In pursuance of circular from headquarters corps, dated October 25, I drew my division out of the front line at 2.30 a.m. on the 26th instant and placed them temporarily in rear of Fort Bross, on the rear line. At 2 p.m. on the 26th instant, in pursuance of circulars from headquarters corps, dated October 25 and 26, I took up the line of march, my command being supplied with six days' rations and the full amount of artillery and infantry ammunition. I followed the rear line of works, passed through them at the left flank of our fortifications, and bivouacked at Robertson's house on the Halifax road. I moved from Robertson's house at 3.30 a.m. on the 27th; my troops marched in this order, viz: General Smyth in advance, commanding the Third Brigade, Colonel James M. Willett followed, commanding Second Brigade and Lieutenant Colonel Horace P. Rugg marched in the rear with the First Brigade, A squadron of the Sixth Ohio Cavalry preceded the whole, and Lieutenant W. Butler Beck's battery, composed of Companies C and I, Fifth U. S. Artillery marched between the brigades of Colonel Willett and Colonel Rugg. I followed the Halifax road about half a mile and then took the Church road to the right. This road struck the Vaughan road at about two miles from the Halifax road. At daybreak, just after reaching the Vaughan road, a cavalry vedette of the enemy's who was posted at a house about 200 yards to the left, fired upon my skirmishers. I at once ordered forward Lieutenant Colonel Frank J. Spalter, of the Fourth Ohio Battalion, with his battalion, and the Seventh Virginia Regiment deployed as skirmishers. Lieutenant-Colonel Spalter advanced rapidly for two miles, and finally met the enemy, who were entrenched on the farther bank of Hatcher's Run, where it crosses the Vaughan road. Lieutenant-Colonel Spalter, dashed at the enemy, but was killed at the first onset. His skirmishers were unable to carry the entrenchments, but pressed up within thirty yards and engaged the enemy until my main body arrived. I then ordered General Smyth to deploy his brigade across the road, and formed a second line in his rear with the brigades of Willett and Rugg. Willett on the right and Rugg on the left of the road. I then at once drove out the enemy, and took his camp and a few prisoners. The enemy here was a detachment of Young's cavalry brigade, commanded by Major Farley, of Georgia, whom prisoners reported mortally wounded. I reformed General Smyth's brigade on the late rebel side of the entrenchments, strengthened my skirmish line and pushed it one out the Vaughan road. I then reformed my division across Hatcher's Run, and moved to the right by the flank on the telegraph road, Lieutenant-Colonel Rugg in advance, followed by Colonel Willett, and General Smyth in the rear, he having been relieved by a brigade of the Third Division.

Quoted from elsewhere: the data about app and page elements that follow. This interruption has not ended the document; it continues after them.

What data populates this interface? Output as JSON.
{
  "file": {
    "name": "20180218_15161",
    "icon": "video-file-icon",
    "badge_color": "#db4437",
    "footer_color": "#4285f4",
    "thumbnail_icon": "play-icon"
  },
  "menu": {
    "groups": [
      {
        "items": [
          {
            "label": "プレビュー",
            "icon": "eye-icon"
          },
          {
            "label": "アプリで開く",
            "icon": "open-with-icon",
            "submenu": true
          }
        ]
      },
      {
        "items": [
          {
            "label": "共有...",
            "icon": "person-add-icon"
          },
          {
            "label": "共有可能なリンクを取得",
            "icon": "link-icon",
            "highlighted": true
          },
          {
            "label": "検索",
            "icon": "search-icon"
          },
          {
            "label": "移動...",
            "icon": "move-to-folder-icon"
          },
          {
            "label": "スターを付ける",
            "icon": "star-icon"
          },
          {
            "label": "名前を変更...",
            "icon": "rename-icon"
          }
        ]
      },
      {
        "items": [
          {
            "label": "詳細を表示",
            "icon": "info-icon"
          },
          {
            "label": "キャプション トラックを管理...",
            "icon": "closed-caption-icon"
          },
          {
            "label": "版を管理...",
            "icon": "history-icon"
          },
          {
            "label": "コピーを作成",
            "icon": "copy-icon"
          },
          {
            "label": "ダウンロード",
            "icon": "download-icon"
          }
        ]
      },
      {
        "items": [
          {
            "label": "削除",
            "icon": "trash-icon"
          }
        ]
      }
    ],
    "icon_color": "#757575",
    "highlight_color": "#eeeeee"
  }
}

At about 8.30 a.m., at a point where the telegraph road again strikes Hatcher's Run, I deployed Lieutenant-Colonel Rugg's brigade across the road in line, and pushed my skirmishers across the run, but met no enemy. Then I again advanced in column in the same order, Lieuten-